Adjustments that you can make based on your analysis include the following:
- If test coverage is low, consider adding more test cases to cover the missing areas.
- If the defect detection rate is low, review the test cases to ensure they find defects effectively. Generally, a higher defect detection rate is desirable as it indicates that QA engineers and testers identify and address more issues before they release the software to end users.
- If the test cost/time is high, consider optimizing the testing process or automating more tests.
- If the change failure rate is high, review the prioritization strategy to ensure you are testing high-risk areas first.
Measuring the effectiveness of a prioritized test suite is essential to ensuring that testing efforts are focused on critical areas of the application. By defining relevant metrics, tracking and analyzing testing data, and making adjustments based on those results, testing teams can improve the effectiveness of the test suite.
When working in an agile environment, you must test more strategically and prioritize which tests you run to keep up with the pace of releases and maximize your risk coverage. Test case prioritization helps ensure that your team executes the most critical test cases first, maximizing fault detection and risk coverage.
By employing test case prioritization techniques and algorithms, QA engineers can optimize their testing process and improve the overall quality of their software development projects.
Image: TestRail’s detailed reports compare results across multiple test runs, configurations, and milestones, help you easily record estimates and elapsed test times for accurate time tracking, and give you traceability and coverage reports to help you meet compliance requirements.
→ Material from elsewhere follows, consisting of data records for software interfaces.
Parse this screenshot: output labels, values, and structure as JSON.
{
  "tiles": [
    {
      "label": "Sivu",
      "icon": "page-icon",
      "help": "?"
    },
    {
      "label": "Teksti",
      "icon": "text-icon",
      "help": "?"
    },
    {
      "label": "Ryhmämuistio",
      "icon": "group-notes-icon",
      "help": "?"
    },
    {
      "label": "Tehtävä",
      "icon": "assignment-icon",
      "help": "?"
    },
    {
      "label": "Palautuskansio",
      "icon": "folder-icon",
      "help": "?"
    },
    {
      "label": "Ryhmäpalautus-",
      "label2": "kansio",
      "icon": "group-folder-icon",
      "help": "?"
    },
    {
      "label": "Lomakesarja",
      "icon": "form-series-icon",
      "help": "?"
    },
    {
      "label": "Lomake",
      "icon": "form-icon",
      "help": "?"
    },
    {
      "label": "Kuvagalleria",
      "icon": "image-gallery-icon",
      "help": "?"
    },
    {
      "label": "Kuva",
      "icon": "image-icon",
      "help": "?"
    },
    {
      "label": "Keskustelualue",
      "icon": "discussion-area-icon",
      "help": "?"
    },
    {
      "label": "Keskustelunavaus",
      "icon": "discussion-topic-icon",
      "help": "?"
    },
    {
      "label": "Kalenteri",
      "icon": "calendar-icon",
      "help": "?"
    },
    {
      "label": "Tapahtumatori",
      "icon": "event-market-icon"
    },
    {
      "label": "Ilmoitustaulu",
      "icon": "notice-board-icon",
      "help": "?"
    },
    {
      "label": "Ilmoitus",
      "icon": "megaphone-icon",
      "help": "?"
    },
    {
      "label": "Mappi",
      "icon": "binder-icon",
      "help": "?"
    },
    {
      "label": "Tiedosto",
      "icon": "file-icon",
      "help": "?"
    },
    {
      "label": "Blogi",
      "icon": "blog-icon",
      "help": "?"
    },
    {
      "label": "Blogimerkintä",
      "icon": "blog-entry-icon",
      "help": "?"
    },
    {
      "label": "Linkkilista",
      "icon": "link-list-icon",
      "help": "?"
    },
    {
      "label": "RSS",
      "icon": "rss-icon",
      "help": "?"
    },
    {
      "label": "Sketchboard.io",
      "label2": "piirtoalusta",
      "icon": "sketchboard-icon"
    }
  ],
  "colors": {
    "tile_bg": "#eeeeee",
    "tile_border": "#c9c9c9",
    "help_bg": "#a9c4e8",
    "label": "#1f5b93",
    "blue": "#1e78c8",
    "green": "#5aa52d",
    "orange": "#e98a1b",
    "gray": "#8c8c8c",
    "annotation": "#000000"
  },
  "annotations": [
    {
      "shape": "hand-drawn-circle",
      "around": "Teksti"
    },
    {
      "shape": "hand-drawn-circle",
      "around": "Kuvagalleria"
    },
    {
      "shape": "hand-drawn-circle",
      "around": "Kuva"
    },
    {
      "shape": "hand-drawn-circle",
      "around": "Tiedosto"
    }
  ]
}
In addition to these techniques to achieve optimization, there are various tools that can help you automate your test case prioritization process. Check out TestRail as a test plan software specifically designed to make prioritizing and organizing test cases as easy as possible, draft test cases faster, and structure test cases all in one centralized place. Try TestRail’s 14-day free trial today!